**Prompt**: When the string "selected" occurs in a line of the records, show that line.

**Given records**:
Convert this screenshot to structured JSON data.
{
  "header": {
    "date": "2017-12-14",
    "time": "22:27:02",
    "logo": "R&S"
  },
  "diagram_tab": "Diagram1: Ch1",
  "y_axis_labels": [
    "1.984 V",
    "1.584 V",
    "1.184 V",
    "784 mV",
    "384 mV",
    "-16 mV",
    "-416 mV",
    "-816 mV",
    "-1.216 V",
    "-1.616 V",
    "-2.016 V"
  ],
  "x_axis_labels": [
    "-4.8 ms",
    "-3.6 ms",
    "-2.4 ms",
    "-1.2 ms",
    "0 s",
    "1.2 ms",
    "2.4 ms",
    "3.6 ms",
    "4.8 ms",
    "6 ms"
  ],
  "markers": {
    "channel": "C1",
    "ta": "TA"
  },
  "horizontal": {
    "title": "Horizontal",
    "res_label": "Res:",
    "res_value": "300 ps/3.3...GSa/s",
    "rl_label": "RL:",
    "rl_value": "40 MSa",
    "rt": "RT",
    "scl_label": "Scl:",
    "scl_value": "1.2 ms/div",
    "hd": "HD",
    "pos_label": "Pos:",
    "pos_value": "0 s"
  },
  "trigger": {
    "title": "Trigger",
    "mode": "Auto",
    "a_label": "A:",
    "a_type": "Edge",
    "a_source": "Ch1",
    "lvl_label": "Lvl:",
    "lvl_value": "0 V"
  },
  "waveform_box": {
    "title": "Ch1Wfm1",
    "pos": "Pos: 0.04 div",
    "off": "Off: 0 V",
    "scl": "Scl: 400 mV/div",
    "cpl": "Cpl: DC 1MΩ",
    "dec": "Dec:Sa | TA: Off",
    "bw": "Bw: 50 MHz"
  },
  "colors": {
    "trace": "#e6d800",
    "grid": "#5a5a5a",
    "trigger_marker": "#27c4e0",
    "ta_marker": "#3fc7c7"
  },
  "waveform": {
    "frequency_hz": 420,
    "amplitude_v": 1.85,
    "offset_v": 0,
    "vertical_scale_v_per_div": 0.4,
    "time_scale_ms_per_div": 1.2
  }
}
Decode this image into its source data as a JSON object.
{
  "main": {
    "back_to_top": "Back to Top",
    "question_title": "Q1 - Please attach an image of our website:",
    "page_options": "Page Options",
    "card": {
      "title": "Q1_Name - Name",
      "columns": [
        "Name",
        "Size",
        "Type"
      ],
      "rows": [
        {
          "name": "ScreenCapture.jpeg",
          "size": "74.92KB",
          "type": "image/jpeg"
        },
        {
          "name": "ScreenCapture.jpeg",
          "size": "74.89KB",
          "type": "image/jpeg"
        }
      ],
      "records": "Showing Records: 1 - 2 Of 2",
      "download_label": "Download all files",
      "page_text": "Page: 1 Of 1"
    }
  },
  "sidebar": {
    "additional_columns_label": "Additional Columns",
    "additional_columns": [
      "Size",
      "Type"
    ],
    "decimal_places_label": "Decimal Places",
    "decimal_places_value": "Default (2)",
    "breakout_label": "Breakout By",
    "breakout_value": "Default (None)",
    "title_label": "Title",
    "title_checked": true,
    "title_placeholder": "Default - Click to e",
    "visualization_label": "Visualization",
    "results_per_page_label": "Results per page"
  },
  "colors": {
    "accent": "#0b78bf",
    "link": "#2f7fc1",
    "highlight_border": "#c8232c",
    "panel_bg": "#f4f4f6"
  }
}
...
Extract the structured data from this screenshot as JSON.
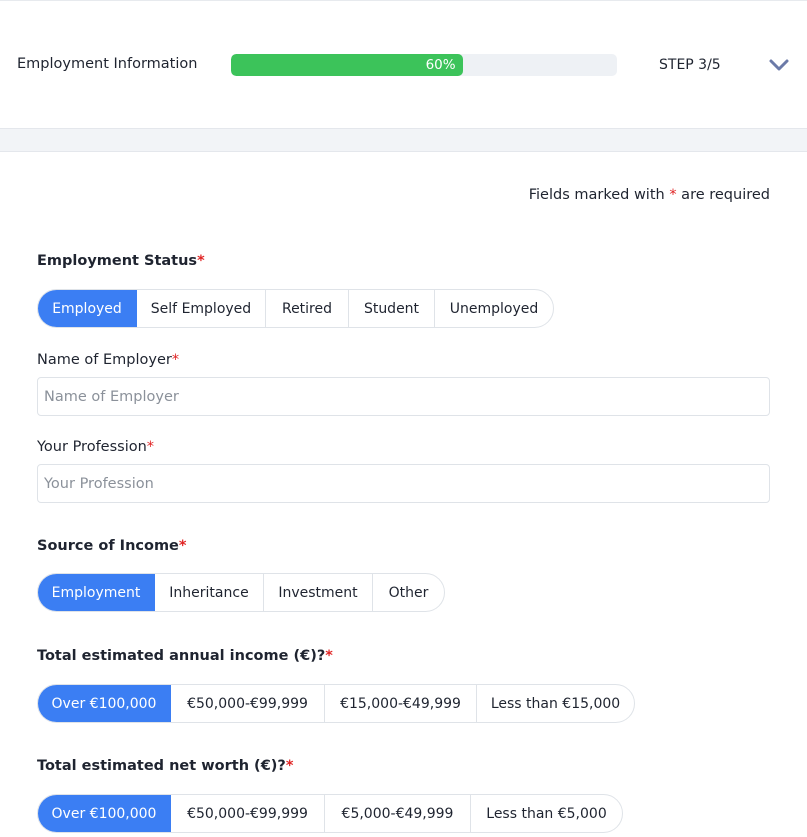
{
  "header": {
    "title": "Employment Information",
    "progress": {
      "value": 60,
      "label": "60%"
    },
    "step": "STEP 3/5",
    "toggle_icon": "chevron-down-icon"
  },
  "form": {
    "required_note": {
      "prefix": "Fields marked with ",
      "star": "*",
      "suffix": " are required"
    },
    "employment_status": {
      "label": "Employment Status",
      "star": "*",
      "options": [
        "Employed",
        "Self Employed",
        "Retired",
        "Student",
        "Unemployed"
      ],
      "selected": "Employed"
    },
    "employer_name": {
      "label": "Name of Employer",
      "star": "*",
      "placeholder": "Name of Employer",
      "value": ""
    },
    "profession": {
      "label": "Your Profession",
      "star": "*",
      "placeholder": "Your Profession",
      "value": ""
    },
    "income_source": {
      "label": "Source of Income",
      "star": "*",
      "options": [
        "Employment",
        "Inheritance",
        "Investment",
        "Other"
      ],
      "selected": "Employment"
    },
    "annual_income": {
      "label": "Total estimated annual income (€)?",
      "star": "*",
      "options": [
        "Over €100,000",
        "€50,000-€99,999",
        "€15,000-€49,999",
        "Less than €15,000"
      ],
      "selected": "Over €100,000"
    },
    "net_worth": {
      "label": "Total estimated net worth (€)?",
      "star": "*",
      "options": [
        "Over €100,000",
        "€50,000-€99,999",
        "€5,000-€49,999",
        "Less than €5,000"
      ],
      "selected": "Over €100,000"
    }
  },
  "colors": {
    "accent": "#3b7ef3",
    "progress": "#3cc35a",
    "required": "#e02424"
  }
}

**Response below**:
      "selected": "Employed"
      "selected": "Employment"
      "selected": "Over €100,000"
      "selected": "Over €100,000"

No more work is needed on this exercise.